* Directions for this task:
Collect each line of the records containing the string "screenshot".

++++++

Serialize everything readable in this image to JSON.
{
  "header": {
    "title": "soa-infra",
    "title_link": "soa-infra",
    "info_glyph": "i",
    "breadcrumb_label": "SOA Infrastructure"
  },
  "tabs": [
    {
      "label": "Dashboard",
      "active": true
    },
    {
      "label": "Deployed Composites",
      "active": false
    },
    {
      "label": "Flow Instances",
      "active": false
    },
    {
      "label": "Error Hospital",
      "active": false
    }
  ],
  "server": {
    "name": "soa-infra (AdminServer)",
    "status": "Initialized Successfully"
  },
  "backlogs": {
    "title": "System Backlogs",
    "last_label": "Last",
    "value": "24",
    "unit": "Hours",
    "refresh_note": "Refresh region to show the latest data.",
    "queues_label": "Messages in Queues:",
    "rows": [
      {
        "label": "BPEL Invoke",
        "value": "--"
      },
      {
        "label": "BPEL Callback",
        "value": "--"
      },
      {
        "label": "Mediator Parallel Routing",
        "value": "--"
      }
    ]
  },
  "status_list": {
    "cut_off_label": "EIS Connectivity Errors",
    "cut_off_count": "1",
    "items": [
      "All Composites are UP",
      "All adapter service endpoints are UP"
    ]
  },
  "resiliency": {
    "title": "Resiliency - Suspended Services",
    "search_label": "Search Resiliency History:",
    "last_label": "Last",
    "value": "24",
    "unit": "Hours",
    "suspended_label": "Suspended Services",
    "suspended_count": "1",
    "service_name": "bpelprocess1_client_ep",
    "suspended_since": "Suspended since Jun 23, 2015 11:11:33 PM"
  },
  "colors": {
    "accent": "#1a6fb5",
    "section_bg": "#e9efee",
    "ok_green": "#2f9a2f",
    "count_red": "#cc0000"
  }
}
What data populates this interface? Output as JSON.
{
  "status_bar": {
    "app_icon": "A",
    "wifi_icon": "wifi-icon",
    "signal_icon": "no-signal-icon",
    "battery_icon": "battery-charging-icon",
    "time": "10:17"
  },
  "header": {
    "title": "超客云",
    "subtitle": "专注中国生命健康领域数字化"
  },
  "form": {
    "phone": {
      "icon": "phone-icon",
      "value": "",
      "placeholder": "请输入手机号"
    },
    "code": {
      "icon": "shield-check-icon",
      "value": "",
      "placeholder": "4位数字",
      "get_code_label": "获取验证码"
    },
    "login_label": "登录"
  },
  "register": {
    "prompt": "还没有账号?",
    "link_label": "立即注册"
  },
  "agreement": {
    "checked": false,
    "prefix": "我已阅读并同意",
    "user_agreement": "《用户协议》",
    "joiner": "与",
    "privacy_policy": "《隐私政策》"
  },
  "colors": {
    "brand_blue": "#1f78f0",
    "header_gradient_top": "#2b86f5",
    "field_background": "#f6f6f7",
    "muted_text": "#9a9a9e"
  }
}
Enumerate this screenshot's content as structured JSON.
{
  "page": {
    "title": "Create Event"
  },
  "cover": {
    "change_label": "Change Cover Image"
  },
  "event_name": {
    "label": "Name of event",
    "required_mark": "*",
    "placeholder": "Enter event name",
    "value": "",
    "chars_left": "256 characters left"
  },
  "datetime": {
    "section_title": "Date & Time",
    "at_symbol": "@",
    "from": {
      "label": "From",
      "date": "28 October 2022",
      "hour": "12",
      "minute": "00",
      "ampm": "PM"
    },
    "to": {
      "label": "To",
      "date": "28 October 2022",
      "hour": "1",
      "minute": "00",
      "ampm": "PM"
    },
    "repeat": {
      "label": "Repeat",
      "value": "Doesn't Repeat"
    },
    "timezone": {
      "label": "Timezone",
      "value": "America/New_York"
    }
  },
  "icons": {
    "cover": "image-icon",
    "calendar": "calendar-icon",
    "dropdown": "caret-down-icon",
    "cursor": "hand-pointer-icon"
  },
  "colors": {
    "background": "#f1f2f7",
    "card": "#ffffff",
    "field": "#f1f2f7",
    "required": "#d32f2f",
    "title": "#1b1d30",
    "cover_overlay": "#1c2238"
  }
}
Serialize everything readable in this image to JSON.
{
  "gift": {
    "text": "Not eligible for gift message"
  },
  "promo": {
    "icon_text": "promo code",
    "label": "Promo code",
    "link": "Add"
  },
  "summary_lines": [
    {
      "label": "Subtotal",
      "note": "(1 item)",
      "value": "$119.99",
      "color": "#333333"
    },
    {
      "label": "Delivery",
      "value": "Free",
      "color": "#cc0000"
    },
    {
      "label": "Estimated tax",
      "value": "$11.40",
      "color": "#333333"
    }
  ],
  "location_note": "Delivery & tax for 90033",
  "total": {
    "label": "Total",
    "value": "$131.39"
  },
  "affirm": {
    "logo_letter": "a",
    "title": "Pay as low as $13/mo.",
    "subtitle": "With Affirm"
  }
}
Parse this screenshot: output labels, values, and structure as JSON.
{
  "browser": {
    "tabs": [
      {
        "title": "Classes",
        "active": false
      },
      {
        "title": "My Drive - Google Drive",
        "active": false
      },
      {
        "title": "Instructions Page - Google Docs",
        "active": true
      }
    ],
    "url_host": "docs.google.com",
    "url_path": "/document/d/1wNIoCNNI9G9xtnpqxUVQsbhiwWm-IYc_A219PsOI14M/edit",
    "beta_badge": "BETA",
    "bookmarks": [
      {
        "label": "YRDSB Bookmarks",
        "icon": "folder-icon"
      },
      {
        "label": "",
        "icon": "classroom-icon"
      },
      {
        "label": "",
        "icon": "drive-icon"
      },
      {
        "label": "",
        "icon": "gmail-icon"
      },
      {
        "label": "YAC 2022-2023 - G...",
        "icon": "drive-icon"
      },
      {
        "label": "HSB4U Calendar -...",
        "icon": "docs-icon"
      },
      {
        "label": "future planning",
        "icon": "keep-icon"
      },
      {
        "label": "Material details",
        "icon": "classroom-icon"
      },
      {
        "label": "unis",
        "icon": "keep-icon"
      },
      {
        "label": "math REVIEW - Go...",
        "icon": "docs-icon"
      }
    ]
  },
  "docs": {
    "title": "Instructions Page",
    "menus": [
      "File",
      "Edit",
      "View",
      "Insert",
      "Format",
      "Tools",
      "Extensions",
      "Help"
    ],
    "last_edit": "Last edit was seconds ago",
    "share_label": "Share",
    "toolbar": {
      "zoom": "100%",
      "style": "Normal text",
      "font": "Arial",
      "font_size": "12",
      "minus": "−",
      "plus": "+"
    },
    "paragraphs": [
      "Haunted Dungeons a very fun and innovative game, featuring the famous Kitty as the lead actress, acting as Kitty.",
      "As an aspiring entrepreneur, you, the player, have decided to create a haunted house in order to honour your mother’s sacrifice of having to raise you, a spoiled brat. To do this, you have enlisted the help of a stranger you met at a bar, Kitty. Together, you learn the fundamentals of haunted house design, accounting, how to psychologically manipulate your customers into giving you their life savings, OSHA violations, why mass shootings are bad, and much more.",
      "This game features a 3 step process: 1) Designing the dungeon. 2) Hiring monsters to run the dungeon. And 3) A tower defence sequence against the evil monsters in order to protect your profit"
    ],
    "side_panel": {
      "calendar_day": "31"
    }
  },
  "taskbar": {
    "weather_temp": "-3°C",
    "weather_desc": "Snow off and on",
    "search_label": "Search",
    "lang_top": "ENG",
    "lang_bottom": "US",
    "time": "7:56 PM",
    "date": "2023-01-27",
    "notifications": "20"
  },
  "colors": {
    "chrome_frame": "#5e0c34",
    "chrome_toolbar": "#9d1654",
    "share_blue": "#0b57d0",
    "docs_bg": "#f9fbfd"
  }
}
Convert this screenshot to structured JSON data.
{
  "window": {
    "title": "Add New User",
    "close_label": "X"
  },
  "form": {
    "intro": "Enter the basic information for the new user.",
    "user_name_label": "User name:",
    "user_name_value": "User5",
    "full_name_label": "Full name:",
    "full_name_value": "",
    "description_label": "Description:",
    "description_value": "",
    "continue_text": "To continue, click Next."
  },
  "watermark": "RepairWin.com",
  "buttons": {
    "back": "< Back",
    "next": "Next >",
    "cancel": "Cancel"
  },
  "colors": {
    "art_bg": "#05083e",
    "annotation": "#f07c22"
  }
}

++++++

* Answer area:
Enumerate this screenshot's content as structured JSON.
Parse this screenshot: output labels, values, and structure as JSON.
Convert this screenshot to structured JSON data.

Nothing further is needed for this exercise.